It was also normal to exchange captured officers after a battle.

The closest to the OP’s description I heard of was that General Howe’s dog was somehow scooped up by the American forces and when General Washington heard about it, had the pup escorted under flag of truce to the British lines. I don’t think Washington took the dog in person or anything, though.

If I’m to believe OBrien and Forester, officers would also be released if they’d simply promise to stay out of the war, on their honor as gentlemen. There’s a term for it but I can’t remember it.

Parole.

They gave their parole.

i dont think hitler and fdr would have gotten along

Well, then George Washington cheated at the battle of Trenton by getting a nighttime start on the march and river crossing.

I think he lied about the cherry tree too.

Even D Day was timed for after dawn. Stumbling around in the dark is no way to fight a battle.

General Charles Lee was an ex British officer. His loyalties to the revolution were somewhat questionable. Books and documentaries claim he told his Brit captures Washington’s tactics and plans. Even the circumstances of his capture and later release has been questioned. There were reports of his dining with the Brit officers while in custody.

Washington had to personally take charge of the Battle of Monmouth. Exposing our most important leader to direct enemy fire. Lee’s incompetence could have cost us our first president.
http://en.wikipedia.org/wiki/Charles_Lee_(general)

I should clarify…
General Charles Lee was suspected of gossiping with his British friends at those dinners. Perhaps unintentionally revealing information about Washington’s plans.

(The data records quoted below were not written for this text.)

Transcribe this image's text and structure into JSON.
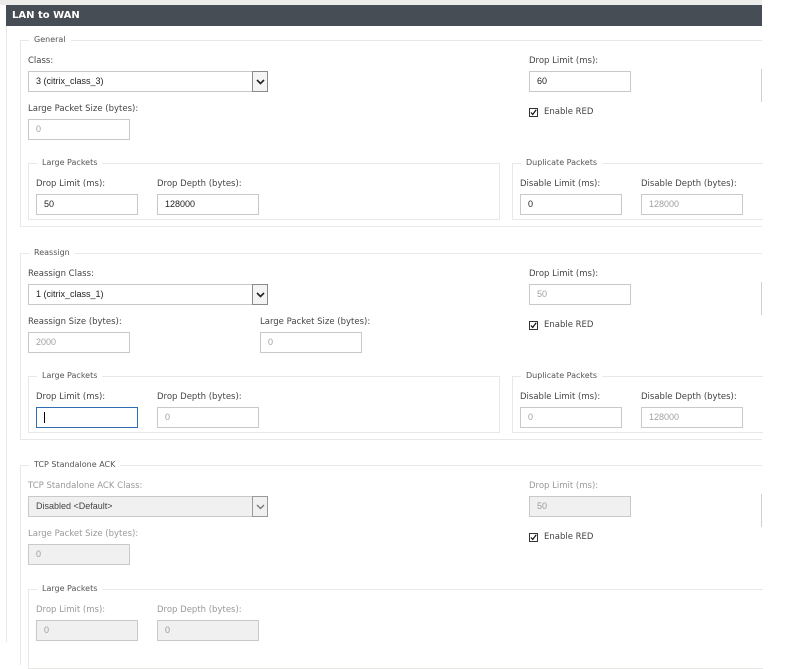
{
  "header": {
    "title": "LAN to WAN"
  },
  "general": {
    "legend": "General",
    "class": {
      "label": "Class:",
      "value": "3 (citrix_class_3)"
    },
    "large_packet_size": {
      "label": "Large Packet Size (bytes):",
      "placeholder": "0"
    },
    "drop_limit": {
      "label": "Drop Limit (ms):",
      "value": "60"
    },
    "enable_red": {
      "label": "Enable RED",
      "checked": true
    },
    "large_packets": {
      "legend": "Large Packets",
      "drop_limit": {
        "label": "Drop Limit (ms):",
        "value": "50"
      },
      "drop_depth": {
        "label": "Drop Depth (bytes):",
        "value": "128000"
      }
    },
    "duplicate_packets": {
      "legend": "Duplicate Packets",
      "disable_limit": {
        "label": "Disable Limit (ms):",
        "value": "0"
      },
      "disable_depth": {
        "label": "Disable Depth (bytes):",
        "placeholder": "128000"
      }
    }
  },
  "reassign": {
    "legend": "Reassign",
    "class": {
      "label": "Reassign Class:",
      "value": "1 (citrix_class_1)"
    },
    "reassign_size": {
      "label": "Reassign Size (bytes):",
      "placeholder": "2000"
    },
    "large_packet_size": {
      "label": "Large Packet Size (bytes):",
      "placeholder": "0"
    },
    "drop_limit": {
      "label": "Drop Limit (ms):",
      "placeholder": "50"
    },
    "enable_red": {
      "label": "Enable RED",
      "checked": true
    },
    "large_packets": {
      "legend": "Large Packets",
      "drop_limit": {
        "label": "Drop Limit (ms):",
        "value": ""
      },
      "drop_depth": {
        "label": "Drop Depth (bytes):",
        "placeholder": "0"
      }
    },
    "duplicate_packets": {
      "legend": "Duplicate Packets",
      "disable_limit": {
        "label": "Disable Limit (ms):",
        "placeholder": "0"
      },
      "disable_depth": {
        "label": "Disable Depth (bytes):",
        "placeholder": "128000"
      }
    }
  },
  "tcp_ack": {
    "legend": "TCP Standalone ACK",
    "class": {
      "label": "TCP Standalone ACK Class:",
      "value": "Disabled <Default>"
    },
    "large_packet_size": {
      "label": "Large Packet Size (bytes):",
      "value": "0"
    },
    "drop_limit": {
      "label": "Drop Limit (ms):",
      "value": "50"
    },
    "enable_red": {
      "label": "Enable RED",
      "checked": true
    },
    "large_packets": {
      "legend": "Large Packets",
      "drop_limit": {
        "label": "Drop Limit (ms):",
        "value": "0"
      },
      "drop_depth": {
        "label": "Drop Depth (bytes):",
        "value": "0"
      }
    }
  }
}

I’ve never seen any history books allege anything more than that.

He was a thorn in Washington’s backside. :wink: